External truths. In this respect, I have had to assume certain aspects of Jim Martin’s story: his visit to Aunt Mary in the country, for example, to account for why Jim described himself as a ‘farm labourer’ on his enlistment form, or, in the absence of any surviving letter, to imagine his personal experience on the Southland. I have been careful, however, not to alter any known fact; but rather to openly acknowledge these inventions and to base them on the records and eyewitness accounts of those who were there. By so doing, I hope, if new material does come to light, it will be possible to incorporate it in another edition while maintaining the intellectual integrity of the book as it appears. To this extent, Soldier Boy is grounded in external truth.
Internal truths. On the other hand, a biographical novel does permit an author to explore the inner life of the subject: to write of the myriad thoughts, feelings, emotions, doubts, confusions, contradictions and spiritual longings that are part of the reality of every human being. They are the very stock in trade of the novelist; yet they are usually denied the strict writer of non-fiction, unless they have been placed on the written or oral record (and then usually in some carefully self-edited form).
Essential truths. Thus I have felt free to imagine the thoughts, the fears, the prayers and conversations of the people in Jim Martin’s story. I based them on known statements where I could Never mind Dad, I’ll go instead! but otherwise I allowed them to flow in their own channels. And it was surprising to discover how often these fictional devices allowed me to approach what I believe to be the essential truth of a situation.
By trying to re-live Amelia’s thought processes when confronted by Jim’s threat to run away, it became much easier to understand why she signed the consent form. I could see why she didn’t simply tell the authorities that her son was only fourteen. Otherwise she risked losing him for ever. Which in fact is what happened - but Amelia couldn’t know that at the time.
Amelia and Charlie Martin, 1915
By imagining Jim’s fears as he lay sick and dying in his dugout, I began to realise why he didn’t report to the medical authorities. The shame of discovery and of being stripped of everything in front of everybody, was more than the boy could bear.
The sensible thing, for both mother and son in their circumstances, would have been to do the opposite of what they actually did. But we are not always rational beings. Emotion often provides a much stronger motive for action. And the great virtue of fiction is that it helps to convince the reader of the truth of that in a way non-fiction, with its emphasis on objective ‘fact’ and external logic, rarely can.
The heart of the matter

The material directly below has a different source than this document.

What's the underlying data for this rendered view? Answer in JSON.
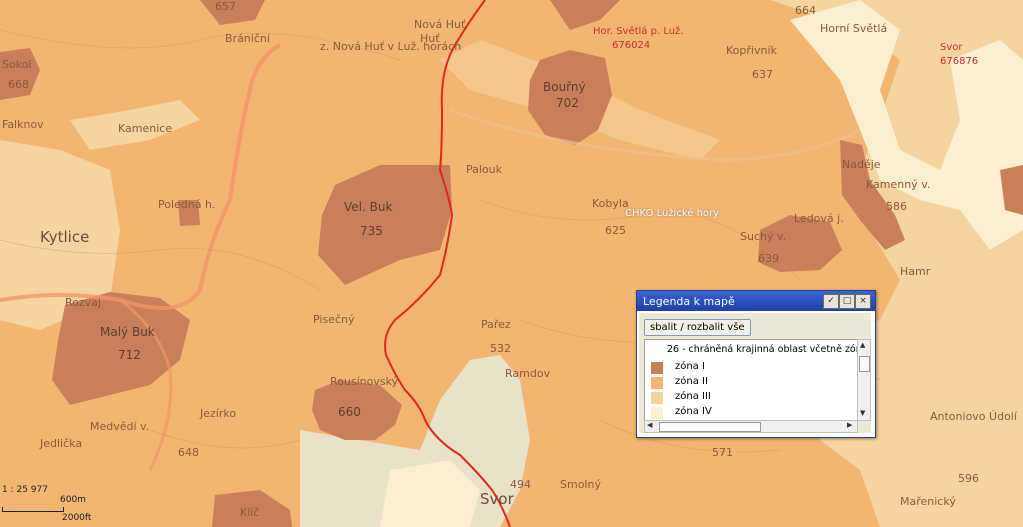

Not many writers have attempted a biographical novel in the terms I have outlined here: even fewer in the field of literature for children and young adults. Whether or not I have wholly succeeded with Soldier Boy, I am persuaded of one thing. Given the right story, the form offers the writer a marvellous device to keep the narrative moving. It gives scope to explore an aspect of the past, to stimulate the outer action and to maintain the interest of young readers, while also allowing the freedom to explore the inner world of character, contemplation and meaning.
Such matters, I would maintain, are at the heart of all serious literature for children and adults alike. Certainly I used the same approach in another story from the First World War, Young Digger, about the Armistice and homecoming, and which I see very much as a companion piece to Soldier Boy.
Anthony Hill, February 2001
Looking down to the Aegean Sea from Lone Pine, 1995: author photo.
Soldier Boy cover: courtesy Penguin Books Australia.
Private Howard Waring, 1915, Anthony's great uncle: author photo.
Manningtree Road School, Hawthorn, 2000: author photo.
Amelia and Charlie Martin, 1915: courtesy Martin family.